oil and gold moving in tandem, and gold starting a renewed rise, it's signaling that both of these markets are headed higher.
Oil could easily hit our $80 target once a record high is reached, while gold
is now poised to move up in a strong rise.
renewed rise is clearly underway (see Chart 3A). It recently reached a
10 week high and it's leading gold in this renewed
rise. Silver's decline since May reached an oversold area, the most since
2004, which means silver has plenty of room to rise further while the
long-term indicator remains solidly bullish (see Charts 3B and C).
major trend is clearly up above $9.40 and it's poised to reach or surpass the
May highs near $14.88. Silver is used in industry and it also plays a role as
gold's little sister in times of uncertainty. This could explain why silver
has been stronger than gold since 2003 and why it's recently been
outperforming gold (see Chart 3D).
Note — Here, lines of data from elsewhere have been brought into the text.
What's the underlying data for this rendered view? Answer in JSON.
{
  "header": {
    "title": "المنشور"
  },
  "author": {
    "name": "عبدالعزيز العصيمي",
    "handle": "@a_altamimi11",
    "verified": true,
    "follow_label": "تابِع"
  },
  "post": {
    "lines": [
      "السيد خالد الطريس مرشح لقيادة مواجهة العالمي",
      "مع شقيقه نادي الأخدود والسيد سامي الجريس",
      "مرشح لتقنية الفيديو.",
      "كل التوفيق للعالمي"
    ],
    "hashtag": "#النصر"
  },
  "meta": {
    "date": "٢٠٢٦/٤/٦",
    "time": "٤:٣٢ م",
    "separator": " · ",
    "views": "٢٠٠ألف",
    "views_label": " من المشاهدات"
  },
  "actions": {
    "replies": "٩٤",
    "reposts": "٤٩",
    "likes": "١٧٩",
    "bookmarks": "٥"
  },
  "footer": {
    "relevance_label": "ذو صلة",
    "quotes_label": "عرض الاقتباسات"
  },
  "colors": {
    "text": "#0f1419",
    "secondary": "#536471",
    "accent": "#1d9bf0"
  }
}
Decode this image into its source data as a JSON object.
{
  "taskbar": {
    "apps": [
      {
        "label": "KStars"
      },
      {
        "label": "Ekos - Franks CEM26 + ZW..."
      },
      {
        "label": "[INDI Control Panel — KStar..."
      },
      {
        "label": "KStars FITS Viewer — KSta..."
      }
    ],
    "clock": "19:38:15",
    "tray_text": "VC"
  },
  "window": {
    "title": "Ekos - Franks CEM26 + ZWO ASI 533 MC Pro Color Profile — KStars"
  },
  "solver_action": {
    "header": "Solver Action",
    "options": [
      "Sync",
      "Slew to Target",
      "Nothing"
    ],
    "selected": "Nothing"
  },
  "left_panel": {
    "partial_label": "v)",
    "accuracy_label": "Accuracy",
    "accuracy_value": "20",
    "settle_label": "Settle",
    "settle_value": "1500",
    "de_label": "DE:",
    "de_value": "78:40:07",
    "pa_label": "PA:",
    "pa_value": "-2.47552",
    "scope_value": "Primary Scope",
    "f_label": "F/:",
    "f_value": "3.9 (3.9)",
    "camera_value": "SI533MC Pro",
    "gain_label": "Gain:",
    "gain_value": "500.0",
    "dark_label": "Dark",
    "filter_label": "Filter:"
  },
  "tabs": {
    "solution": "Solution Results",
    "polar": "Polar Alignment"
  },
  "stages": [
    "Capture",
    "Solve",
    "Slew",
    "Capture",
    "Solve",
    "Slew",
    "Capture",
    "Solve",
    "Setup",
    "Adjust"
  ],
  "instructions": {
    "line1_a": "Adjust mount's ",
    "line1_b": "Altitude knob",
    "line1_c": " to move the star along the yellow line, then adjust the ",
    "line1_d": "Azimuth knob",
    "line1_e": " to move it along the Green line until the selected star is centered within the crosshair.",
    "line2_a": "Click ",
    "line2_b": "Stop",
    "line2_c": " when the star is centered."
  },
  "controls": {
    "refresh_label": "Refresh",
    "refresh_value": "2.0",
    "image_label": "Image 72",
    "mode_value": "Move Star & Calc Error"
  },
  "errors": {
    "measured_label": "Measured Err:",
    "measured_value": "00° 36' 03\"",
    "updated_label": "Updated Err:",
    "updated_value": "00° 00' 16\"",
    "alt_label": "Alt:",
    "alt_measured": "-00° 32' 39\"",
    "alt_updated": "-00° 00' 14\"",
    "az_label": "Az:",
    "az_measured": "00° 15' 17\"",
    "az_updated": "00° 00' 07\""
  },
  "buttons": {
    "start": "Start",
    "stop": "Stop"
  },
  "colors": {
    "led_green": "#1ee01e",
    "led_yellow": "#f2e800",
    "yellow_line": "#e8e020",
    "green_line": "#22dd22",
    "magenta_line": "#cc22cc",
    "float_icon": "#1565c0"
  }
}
and palladium also remain strong, which backs up the bull market. When all of
the precious metals rise together, the bull market is strong and that's
what's currently happening. So stay invested in these markets and if you're
not in yet, now is a good time to be buying new positions.
Anne and Pamela Aden
Editors, The Aden
Mary Anne and Pamela Aden are internationally
known analysts and editors of The Aden Forecast, a market newsletter
providing specific forecasts on gold, gold shares and the other major